Data extracted from a collection:
-.-.-
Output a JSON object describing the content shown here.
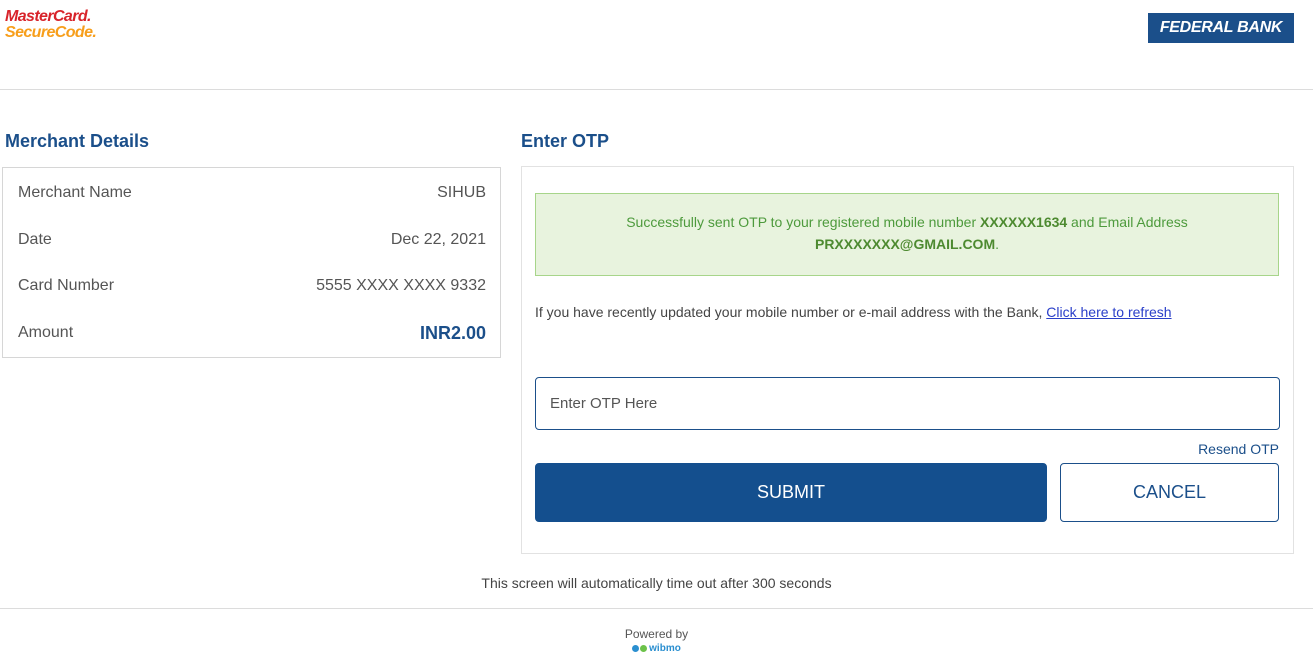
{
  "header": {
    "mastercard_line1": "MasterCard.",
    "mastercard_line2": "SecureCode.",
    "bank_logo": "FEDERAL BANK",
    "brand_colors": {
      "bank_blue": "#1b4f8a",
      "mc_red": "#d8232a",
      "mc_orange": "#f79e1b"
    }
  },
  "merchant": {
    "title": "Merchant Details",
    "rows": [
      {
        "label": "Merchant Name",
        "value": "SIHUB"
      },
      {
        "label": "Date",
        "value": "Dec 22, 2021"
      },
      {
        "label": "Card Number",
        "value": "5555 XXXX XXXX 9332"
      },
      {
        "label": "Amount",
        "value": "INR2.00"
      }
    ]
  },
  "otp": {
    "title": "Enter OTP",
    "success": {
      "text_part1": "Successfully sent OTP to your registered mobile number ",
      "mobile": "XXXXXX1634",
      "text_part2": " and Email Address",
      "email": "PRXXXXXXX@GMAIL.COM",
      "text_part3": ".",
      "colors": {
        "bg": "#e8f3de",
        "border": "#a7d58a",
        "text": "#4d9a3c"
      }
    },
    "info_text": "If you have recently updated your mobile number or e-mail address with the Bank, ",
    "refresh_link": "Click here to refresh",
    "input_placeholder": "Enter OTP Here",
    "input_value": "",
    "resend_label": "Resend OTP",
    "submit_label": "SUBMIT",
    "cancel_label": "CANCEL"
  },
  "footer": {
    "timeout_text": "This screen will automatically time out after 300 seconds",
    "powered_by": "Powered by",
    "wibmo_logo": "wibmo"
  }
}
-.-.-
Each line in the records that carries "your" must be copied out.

REPLY.
      "text_part1": "Successfully sent OTP to your registered mobile number ",
    "info_text": "If you have recently updated your mobile number or e-mail address with the Bank, ",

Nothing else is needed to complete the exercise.